» **WORK INSTRUCTION**
Print every entry word for word, but omit the pictures.

» **Interface dataset entries**
________________________

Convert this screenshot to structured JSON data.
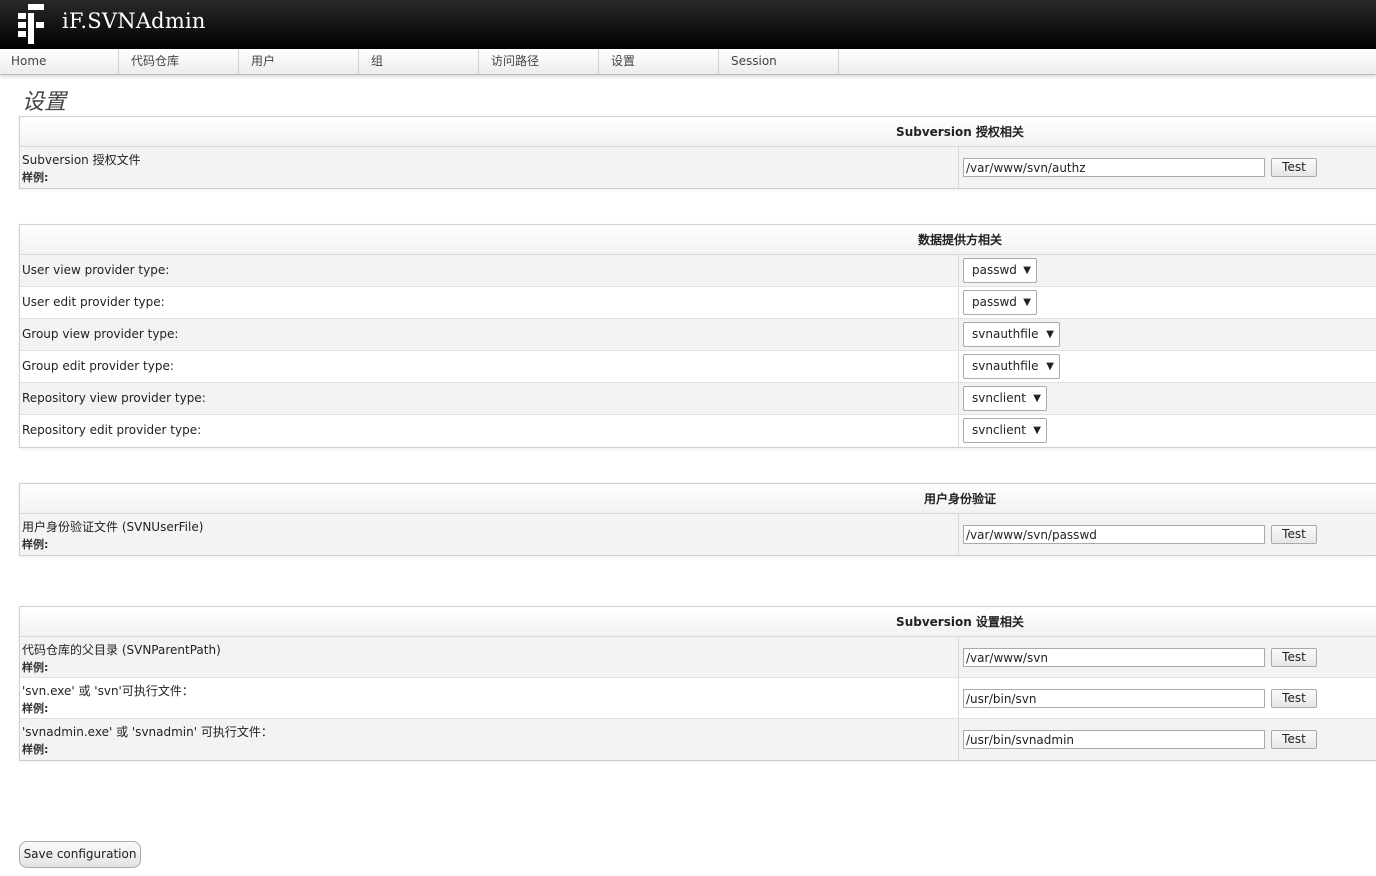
{
  "app": {
    "title": "iF.SVNAdmin"
  },
  "nav": [
    {
      "label": "Home"
    },
    {
      "label": "代码仓库"
    },
    {
      "label": "用户"
    },
    {
      "label": "组"
    },
    {
      "label": "访问路径"
    },
    {
      "label": "设置"
    },
    {
      "label": "Session"
    }
  ],
  "page": {
    "title": "设置",
    "save_label": "Save configuration"
  },
  "common": {
    "sample_label": "样例:",
    "test_label": "Test"
  },
  "sections": {
    "authz": {
      "title": "Subversion 授权相关",
      "rows": [
        {
          "label": "Subversion 授权文件",
          "value": "/var/www/svn/authz"
        }
      ]
    },
    "providers": {
      "title": "数据提供方相关",
      "rows": [
        {
          "label": "User view provider type:",
          "selected": "passwd"
        },
        {
          "label": "User edit provider type:",
          "selected": "passwd"
        },
        {
          "label": "Group view provider type:",
          "selected": "svnauthfile"
        },
        {
          "label": "Group edit provider type:",
          "selected": "svnauthfile"
        },
        {
          "label": "Repository view provider type:",
          "selected": "svnclient"
        },
        {
          "label": "Repository edit provider type:",
          "selected": "svnclient"
        }
      ]
    },
    "userauth": {
      "title": "用户身份验证",
      "rows": [
        {
          "label": "用户身份验证文件 (SVNUserFile)",
          "value": "/var/www/svn/passwd"
        }
      ]
    },
    "svnsettings": {
      "title": "Subversion 设置相关",
      "rows": [
        {
          "label": "代码仓库的父目录 (SVNParentPath)",
          "value": "/var/www/svn"
        },
        {
          "label": "'svn.exe' 或 'svn'可执行文件：",
          "value": "/usr/bin/svn"
        },
        {
          "label": "'svnadmin.exe' 或 'svnadmin' 可执行文件：",
          "value": "/usr/bin/svnadmin"
        }
      ]
    }
  }
}
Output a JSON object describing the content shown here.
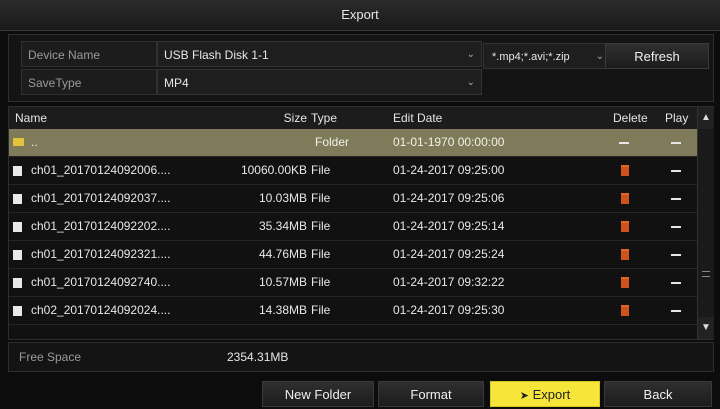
{
  "window": {
    "title": "Export"
  },
  "device": {
    "name_label": "Device Name",
    "name_value": "USB Flash Disk 1-1",
    "savetype_label": "SaveType",
    "savetype_value": "MP4",
    "ext_filter": "*.mp4;*.avi;*.zip",
    "refresh_label": "Refresh"
  },
  "table": {
    "headers": {
      "name": "Name",
      "size": "Size",
      "type": "Type",
      "edit_date": "Edit Date",
      "delete": "Delete",
      "play": "Play"
    },
    "rows": [
      {
        "name": "..",
        "size": "",
        "type": "Folder",
        "date": "01-01-1970 00:00:00",
        "kind": "folder",
        "selected": true
      },
      {
        "name": "ch01_20170124092006....",
        "size": "10060.00KB",
        "type": "File",
        "date": "01-24-2017 09:25:00",
        "kind": "file"
      },
      {
        "name": "ch01_20170124092037....",
        "size": "10.03MB",
        "type": "File",
        "date": "01-24-2017 09:25:06",
        "kind": "file"
      },
      {
        "name": "ch01_20170124092202....",
        "size": "35.34MB",
        "type": "File",
        "date": "01-24-2017 09:25:14",
        "kind": "file"
      },
      {
        "name": "ch01_20170124092321....",
        "size": "44.76MB",
        "type": "File",
        "date": "01-24-2017 09:25:24",
        "kind": "file"
      },
      {
        "name": "ch01_20170124092740....",
        "size": "10.57MB",
        "type": "File",
        "date": "01-24-2017 09:32:22",
        "kind": "file"
      },
      {
        "name": "ch02_20170124092024....",
        "size": "14.38MB",
        "type": "File",
        "date": "01-24-2017 09:25:30",
        "kind": "file"
      }
    ]
  },
  "footer": {
    "free_space_label": "Free Space",
    "free_space_value": "2354.31MB",
    "new_folder_label": "New Folder",
    "format_label": "Format",
    "export_label": "Export",
    "back_label": "Back"
  },
  "colors": {
    "accent": "#f6e63a",
    "selected_row": "#7e7a5a",
    "delete_icon": "#d0531d",
    "folder_icon": "#e4c53a"
  }
}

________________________

» **SOLUTION**
Convert this screenshot to structured JSON data.
{
  "app": {
    "title": "iF.SVNAdmin"
  },
  "nav": [
    {
      "label": "Home"
    },
    {
      "label": "代码仓库"
    },
    {
      "label": "用户"
    },
    {
      "label": "组"
    },
    {
      "label": "访问路径"
    },
    {
      "label": "设置"
    },
    {
      "label": "Session"
    }
  ],
  "page": {
    "title": "设置",
    "save_label": "Save configuration"
  },
  "common": {
    "sample_label": "样例:",
    "test_label": "Test"
  },
  "sections": {
    "authz": {
      "title": "Subversion 授权相关",
      "rows": [
        {
          "label": "Subversion 授权文件",
          "value": "/var/www/svn/authz"
        }
      ]
    },
    "providers": {
      "title": "数据提供方相关",
      "rows": [
        {
          "label": "User view provider type:",
          "selected": "passwd"
        },
        {
          "label": "User edit provider type:",
          "selected": "passwd"
        },
        {
          "label": "Group view provider type:",
          "selected": "svnauthfile"
        },
        {
          "label": "Group edit provider type:",
          "selected": "svnauthfile"
        },
        {
          "label": "Repository view provider type:",
          "selected": "svnclient"
        },
        {
          "label": "Repository edit provider type:",
          "selected": "svnclient"
        }
      ]
    },
    "userauth": {
      "title": "用户身份验证",
      "rows": [
        {
          "label": "用户身份验证文件 (SVNUserFile)",
          "value": "/var/www/svn/passwd"
        }
      ]
    },
    "svnsettings": {
      "title": "Subversion 设置相关",
      "rows": [
        {
          "label": "代码仓库的父目录 (SVNParentPath)",
          "value": "/var/www/svn"
        },
        {
          "label": "'svn.exe' 或 'svn'可执行文件：",
          "value": "/usr/bin/svn"
        },
        {
          "label": "'svnadmin.exe' 或 'svnadmin' 可执行文件：",
          "value": "/usr/bin/svnadmin"
        }
      ]
    }
  }
}
Output a JSON object describing the content shown here.
{
  "window": {
    "title": "Export"
  },
  "device": {
    "name_label": "Device Name",
    "name_value": "USB Flash Disk 1-1",
    "savetype_label": "SaveType",
    "savetype_value": "MP4",
    "ext_filter": "*.mp4;*.avi;*.zip",
    "refresh_label": "Refresh"
  },
  "table": {
    "headers": {
      "name": "Name",
      "size": "Size",
      "type": "Type",
      "edit_date": "Edit Date",
      "delete": "Delete",
      "play": "Play"
    },
    "rows": [
      {
        "name": "..",
        "size": "",
        "type": "Folder",
        "date": "01-01-1970 00:00:00",
        "kind": "folder",
        "selected": true
      },
      {
        "name": "ch01_20170124092006....",
        "size": "10060.00KB",
        "type": "File",
        "date": "01-24-2017 09:25:00",
        "kind": "file"
      },
      {
        "name": "ch01_20170124092037....",
        "size": "10.03MB",
        "type": "File",
        "date": "01-24-2017 09:25:06",
        "kind": "file"
      },
      {
        "name": "ch01_20170124092202....",
        "size": "35.34MB",
        "type": "File",
        "date": "01-24-2017 09:25:14",
        "kind": "file"
      },
      {
        "name": "ch01_20170124092321....",
        "size": "44.76MB",
        "type": "File",
        "date": "01-24-2017 09:25:24",
        "kind": "file"
      },
      {
        "name": "ch01_20170124092740....",
        "size": "10.57MB",
        "type": "File",
        "date": "01-24-2017 09:32:22",
        "kind": "file"
      },
      {
        "name": "ch02_20170124092024....",
        "size": "14.38MB",
        "type": "File",
        "date": "01-24-2017 09:25:30",
        "kind": "file"
      }
    ]
  },
  "footer": {
    "free_space_label": "Free Space",
    "free_space_value": "2354.31MB",
    "new_folder_label": "New Folder",
    "format_label": "Format",
    "export_label": "Export",
    "back_label": "Back"
  },
  "colors": {
    "accent": "#f6e63a",
    "selected_row": "#7e7a5a",
    "delete_icon": "#d0531d",
    "folder_icon": "#e4c53a"
  }
}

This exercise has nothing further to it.